Throughout the six seasons, the formal experimentation of its creators will give us an episode in stop motion, another told through puppets… and, my favorite, one in which we will see seven different parallel universes that result from the roll of a dice. This care for the format will end up translating into a constant breaking of the fourth wall and an almost existentialist philosophy by which the characters will begin to realize that the situations they live in are extremely strange, as if a writer were scripting them. The very last scene of the series, which I will not reveal, reminds Fog of Unamuno or Animal Man by Grant Morrison.

The Greendale Seven

Community it’s good because of its meta-referential qualities, but it’s brilliant because it has brilliant characters. We have the perfectionist Annie, the motherly Shirley, the adorable Troy, the repulsive Pierce… a collection of protagonists that complement each other perfectly, and whose clash of personalities gives flavor to the series. Greendale Secondaries Are Also Memorablefrom a Jeff-obsessed dean with a strange costume fetish to the Mr Changa real madman who will give Spanish to the group.

The care for continuity in Community makes even the most minor characters become familiar to the audience, with a series of recurring gags that never get tiresome. Greendale, the world’s sloppiest college, becomes throughout the series a microclimate with its own customs and historical events, a space of permanent madness always on the verge of bankruptcy. In one chapter, a character tries to convince the protagonists that Greendale is purgatory, and he is partially right: after all, the main characters found a path to redemption in this place.


When the series starts each of the protagonists is damaged in some way, or you have experienced some traumatic event that has brought you to Greendale. But although Community is more cynical than sitcom average, not as cynical as rick and morty: Despite their flaws, all the characters have their good side, which will end up coming to light during the six seasons. This is more than evident in Jeff Winger, a completely amoral lawyer who is gradually facing his demons until he becomes a more or less decent guy. The evolution of the characters is a good reason to watch and revisit the series.

Six seasons and a movie?

Community has had a checkered existence: Due to the modest screen share data, which Dan Harmon attributes in part to the obsolescence of the audience measurement model, it was on the verge of cancellation by NBC during practically all of its time on the small screen. The fourth season, in which he replaced the showrunneris considered to be of inferior quality, and the sixth could only be produced thanks to Yahoo, which was experimenting with its failed video-on-demand platform. Communityas we see, has always been on the tightrope.


And yet, it has also always had a dedicated community of fans through the Internet. It was there that the motto was popularized “six seasons and a movie”in reference to a gag where Abed wanted this duration for the series The Capeand it has been fulfilled… in part. Community It has had six seasons but, although its final episode promised “…and a movie”, the finishing touch is still missing.
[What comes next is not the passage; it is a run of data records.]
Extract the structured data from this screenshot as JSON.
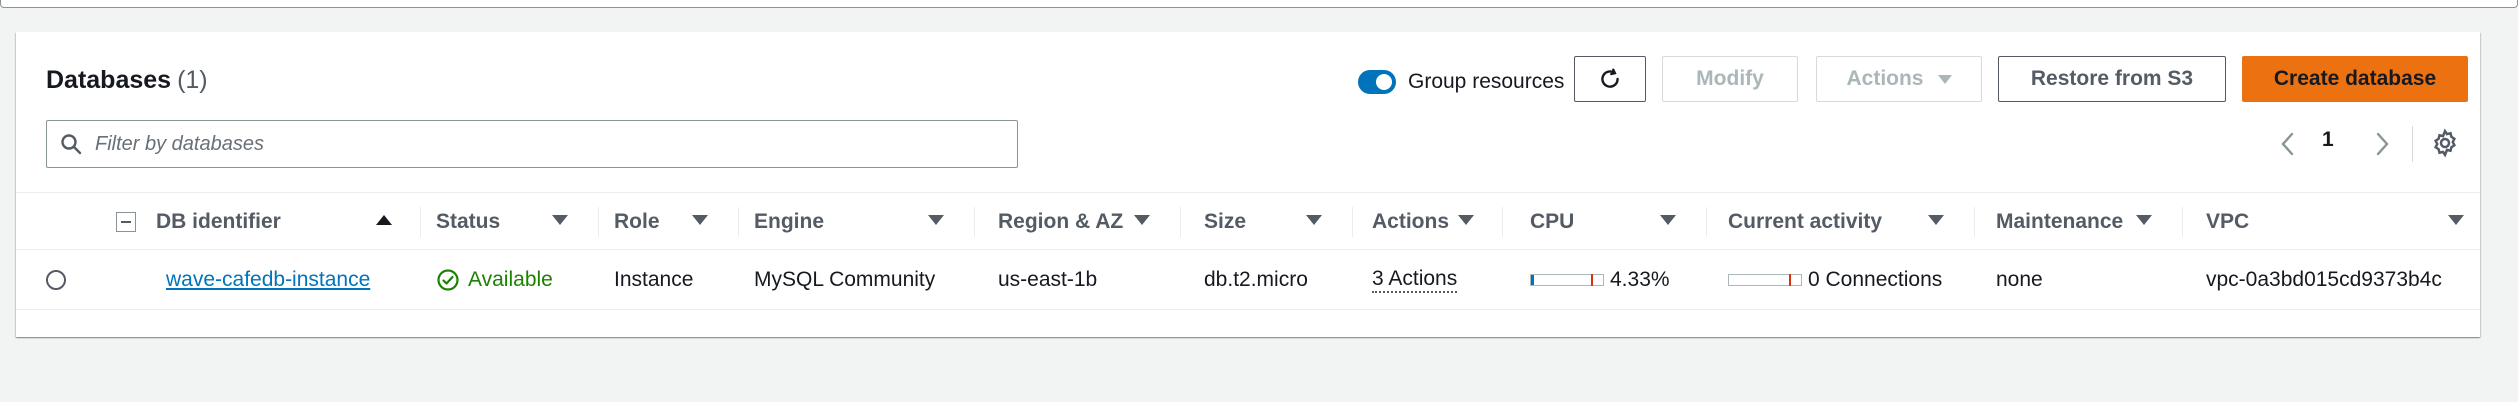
{
  "header": {
    "title": "Databases",
    "count": "(1)"
  },
  "toolbar": {
    "group_label": "Group resources",
    "group_enabled": true,
    "modify_label": "Modify",
    "actions_label": "Actions",
    "restore_label": "Restore from S3",
    "create_label": "Create database"
  },
  "search": {
    "placeholder": "Filter by databases"
  },
  "pagination": {
    "current_page": "1"
  },
  "table": {
    "columns": [
      "DB identifier",
      "Status",
      "Role",
      "Engine",
      "Region & AZ",
      "Size",
      "Actions",
      "CPU",
      "Current activity",
      "Maintenance",
      "VPC"
    ],
    "rows": [
      {
        "db_identifier": "wave-cafedb-instance",
        "status": "Available",
        "role": "Instance",
        "engine": "MySQL Community",
        "region_az": "us-east-1b",
        "size": "db.t2.micro",
        "actions": "3 Actions",
        "cpu": "4.33%",
        "cpu_fraction": 0.0433,
        "current_activity": "0 Connections",
        "maintenance": "none",
        "vpc": "vpc-0a3bd015cd9373b4c"
      }
    ]
  },
  "colors": {
    "accent": "#0073bb",
    "primary_button": "#ec7211",
    "status_ok": "#1d8102",
    "meter_marker": "#d13212"
  },
  "icons": {
    "refresh": "refresh-icon",
    "search": "search-icon",
    "prev": "chevron-left-icon",
    "next": "chevron-right-icon",
    "settings": "gear-icon",
    "status": "check-circle-icon"
  }
}
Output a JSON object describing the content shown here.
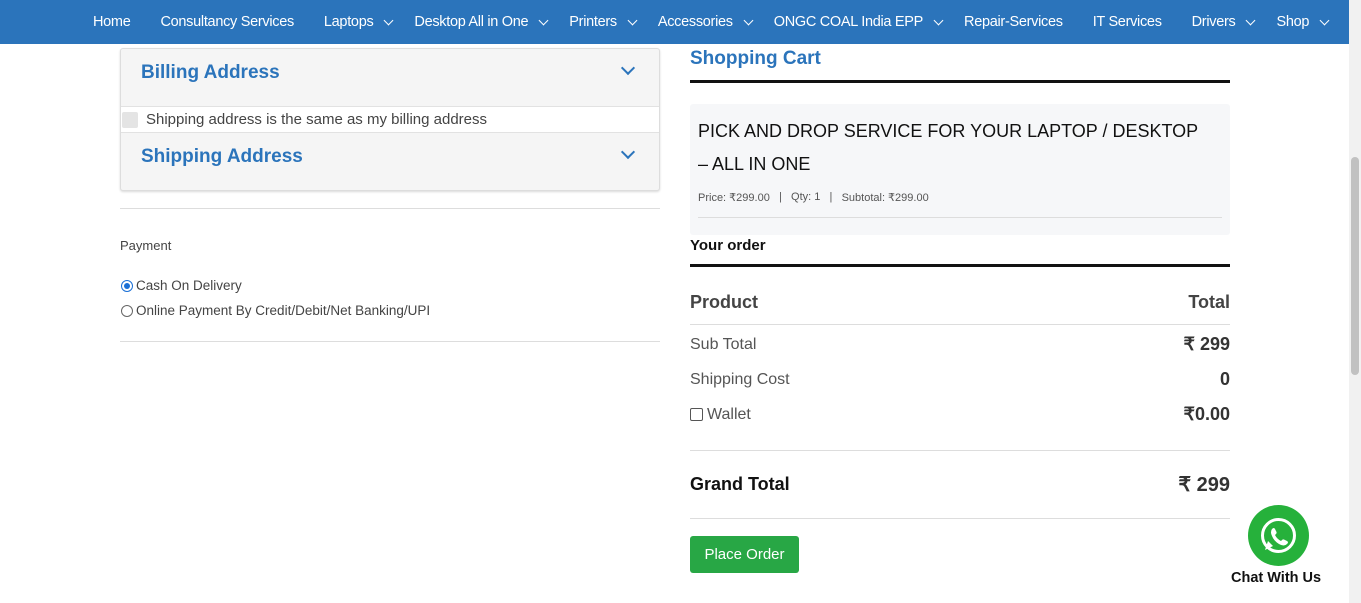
{
  "nav": {
    "items": [
      {
        "label": "Home",
        "dropdown": false
      },
      {
        "label": "Consultancy Services",
        "dropdown": false
      },
      {
        "label": "Laptops",
        "dropdown": true
      },
      {
        "label": "Desktop All in One",
        "dropdown": true
      },
      {
        "label": "Printers",
        "dropdown": true
      },
      {
        "label": "Accessories",
        "dropdown": true
      },
      {
        "label": "ONGC COAL India EPP",
        "dropdown": true
      },
      {
        "label": "Repair-Services",
        "dropdown": false
      },
      {
        "label": "IT Services",
        "dropdown": false
      },
      {
        "label": "Drivers",
        "dropdown": true
      },
      {
        "label": "Shop",
        "dropdown": true
      }
    ],
    "bg_color": "#2b74bb"
  },
  "checkout": {
    "billing_title": "Billing Address",
    "same_address_label": "Shipping address is the same as my billing address",
    "shipping_title": "Shipping Address",
    "payment_title": "Payment",
    "payment_options": [
      {
        "label": "Cash On Delivery",
        "selected": true
      },
      {
        "label": "Online Payment By Credit/Debit/Net Banking/UPI",
        "selected": false
      }
    ]
  },
  "cart": {
    "title": "Shopping Cart",
    "item": {
      "name": "PICK AND DROP SERVICE FOR YOUR LAPTOP / DESKTOP – ALL IN ONE",
      "price": "Price: ₹299.00",
      "qty": "Qty: 1",
      "subtotal": "Subtotal: ₹299.00",
      "sep": "|"
    }
  },
  "order": {
    "title": "Your order",
    "col_product": "Product",
    "col_total": "Total",
    "sub_total_label": "Sub Total",
    "sub_total_value": "₹ 299",
    "shipping_label": "Shipping Cost",
    "shipping_value": "0",
    "wallet_label": "Wallet",
    "wallet_value": "₹0.00",
    "grand_total_label": "Grand Total",
    "grand_total_value": "₹ 299",
    "place_order": "Place Order"
  },
  "chat": {
    "label": "Chat With Us",
    "icon": "whatsapp-icon",
    "color": "#26b13b"
  },
  "colors": {
    "brand": "#2b74bb",
    "button": "#28a745"
  }
}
Dan Harmon recently confirmed that has already presented the project of a film of Community, and it is waiting for a confirmation. Although it can be difficult to square the agendas of all the actors, they have declared over the years to be willing to be part of this epilogue. It only remains to cross your fingers and have hope, although one of the famous dialogues of the series made it clear to us that this is of little use.


With film or without film, Community deserves a prominent place in the Olympus of the comic series. Without canned laughs or easy jokes, guided by the obsessive perfectionism of Dan Harmon and the charisma of actors like John Oliver or Jim Rash, this sitcom provides a lot of laughter and the occasional tear, respecting the intelligence of its viewers. Those who want to know the origins of the humor of rick and morty They have an unmissable date with the Greendale Seven.

Community: the other series from the creator of Rick and Morty – The things that make us happy